At present there are 567 KVKs established in the country. With a decision of establishment of KVKs in all the rural districts during Tenth Plan, the qualitative improvement in the working of KVKs was envisaged through the mandate as
Technology assessment, refinement and demonstration of technology / products.
The activities of KVK include
* On-farm testing to identify the location specificity of agricultural technologies under various farming systems.
* Frontline demonstrations to establish its production potentials on the farmers’ fields.
* Training of farmers to update their knowledge and skills in modern agricultural technologies, and training of extension personnel to orient them in the frontier areas of technology development.
* To work as resource and knowledge centre of agricultural technology for supporting initiatives of public, private and voluntary sector for improving the agricultural economy of the district.
In order to create awareness about improved technology, a large number of extension activities will be taken up. The seeds and planting materials produced by the KVKs will also be made available to the farmers.
The United Planters’ Association of Southern India (UPASI) is one of the oldest non-governmental organizations of the producers of the plantation crops in South India. Established in 1893, UPASI has a rich heritage of leadership in research and extension services of the plantation industry. The primary role of UPASI is to represent the planters’ /Growers interests in national and international forums. Apart from the representative function, it is engaged in scientific research, economic research, statistical analysis commodity affairs, industrial relations, taxation and finance, land and legal issues, publications, public relations and communications, conferences, seminars and rural development. The salient features of research, extension and development include running of a well established Tea Research Foundation and seven regional centers in different tea growing areas for transfer of technology, catering to the needs of the planters in Southern India, besides operating Krishi Vigyan Kendra to uplift the small farmers in the Nilgiris.

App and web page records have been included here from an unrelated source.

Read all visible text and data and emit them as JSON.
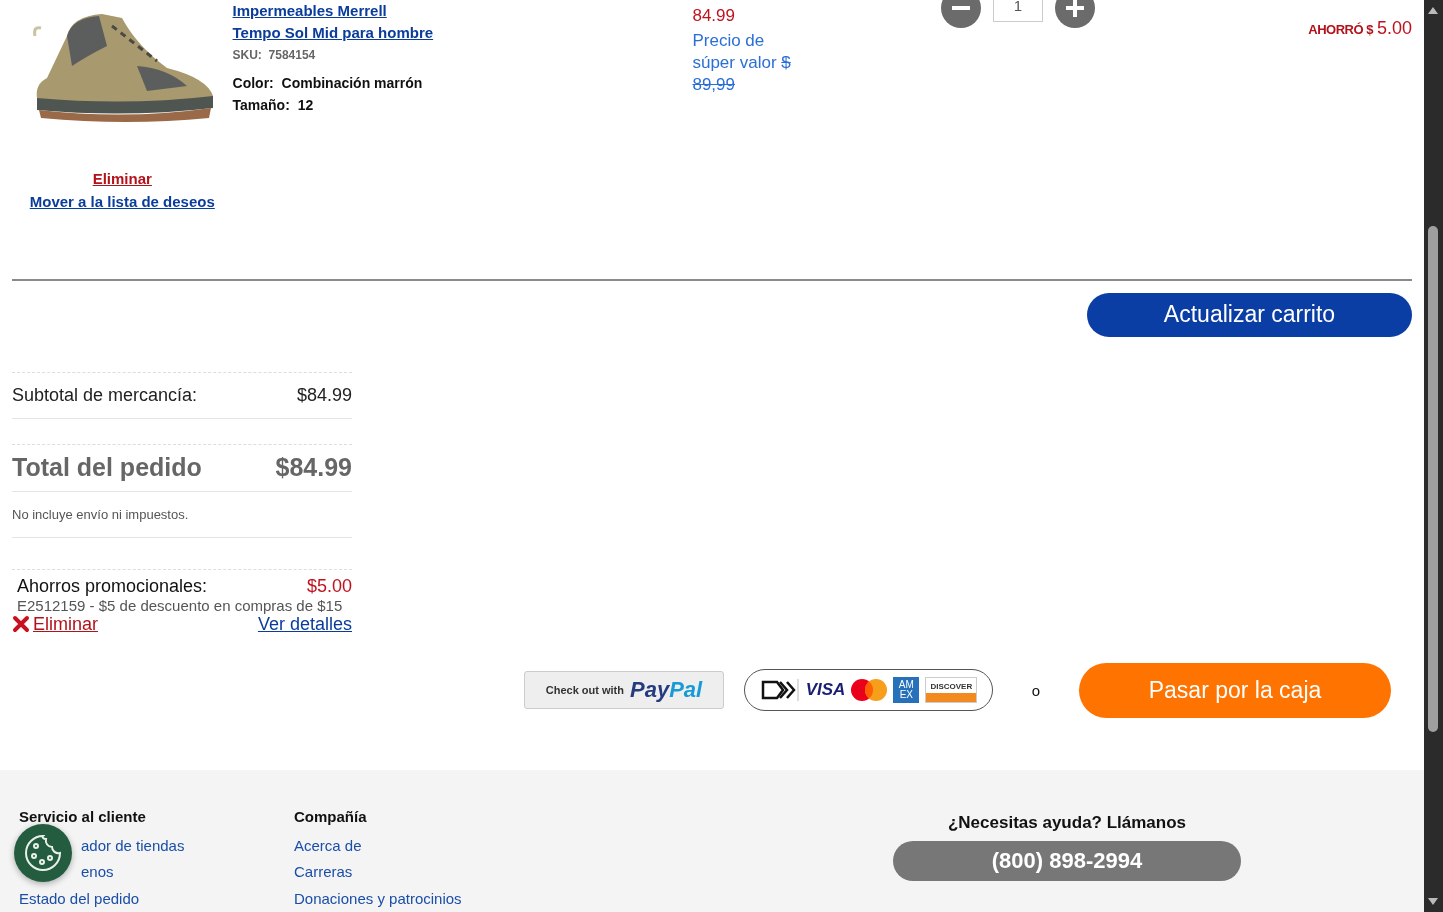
{
  "product": {
    "title_lines": [
      "Impermeables Merrell",
      "Tempo Sol Mid para hombre"
    ],
    "image": {
      "kind": "picture"
    },
    "sku_label": "SKU:",
    "sku": "7584154",
    "attributes": [
      {
        "label": "Color:",
        "value": "Combinación marrón"
      },
      {
        "label": "Tamaño:",
        "value": "12"
      }
    ],
    "remove_link": "Eliminar",
    "wishlist_link": "Mover a la lista de deseos",
    "price": "84.99",
    "was_price_label": "Precio de súper valor",
    "was_price": "$ 89,99",
    "quantity": "1",
    "savings_label": "AHORRÓ $",
    "savings": "5.00"
  },
  "update_button": "Actualizar carrito",
  "summary": {
    "subtotal_label": "Subtotal de mercancía:",
    "subtotal": "$84.99",
    "total_label": "Total del pedido",
    "total": "$84.99",
    "note": "No incluye envío ni impuestos.",
    "promo": {
      "label": "Ahorros promocionales:",
      "amount": "$5.00",
      "description": "E2512159 - $5 de descuento en compras de $15",
      "remove_link": "Eliminar",
      "details_link": "Ver detalles"
    }
  },
  "payment": {
    "paypal_prefix": "Check out with",
    "paypal_brand": [
      "Pay",
      "Pal"
    ],
    "cards": [
      {
        "kind": "link"
      },
      {
        "kind": "visa",
        "label": "VISA"
      },
      {
        "kind": "mastercard"
      },
      {
        "kind": "amex",
        "label": "AM EX"
      },
      {
        "kind": "discover",
        "label": "DISCOVER"
      }
    ],
    "separator": "o",
    "checkout_button": "Pasar por la caja"
  },
  "footer": {
    "columns": [
      {
        "heading": "Servicio al cliente",
        "links": [
          "ador de tiendas",
          "enos",
          "Estado del pedido"
        ]
      },
      {
        "heading": "Compañía",
        "links": [
          "Acerca de",
          "Carreras",
          "Donaciones y patrocinios"
        ]
      }
    ],
    "help": {
      "heading": "¿Necesitas ayuda? Llámanos",
      "phone": "(800) 898-2994"
    }
  }
}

The UPASI-Krishi Vigyan Kendra sponsored by the Indian Council of Agricultural Research (ICAR) Government of India is involved in transfer of technologies in agriculture and allied activities to the farming/Planting community. Prime objective of the Kendra is to develop Agriculture/Horticulture Industry, with special emphasize on tea cultivation, vegetable production, cutflower cultivation, herbal and medicinal plants cultivation and post harvest technologies. Special programmes on watershed development, nutrition education, improvement of soil health, pest and disease management and imparting skill oriented income generating training programmes are also undertaken. Soil and water conservation technologies and natural resource management are also given importance in all programmes. The Kendra is imparting need based and problem oriented training activities in the above areas with special reference to small sector. On Farm Testing for identifying location specific technologies, Front line demonstration in various field to demonstrate various proven technologies in farmers field and feed back information are other areas of interest to achieve the objective. Various demonstration units are maintained for the benefit of farmers to ensure the concept “Seeing is believing”; improvement of the quality and productivity by adopting proper scientific cultivational practices has helped farmers to have more economic returns. The Kendra has established functional linkages with various institutions to enhance appropriate and effective dissemination of innovative technologies.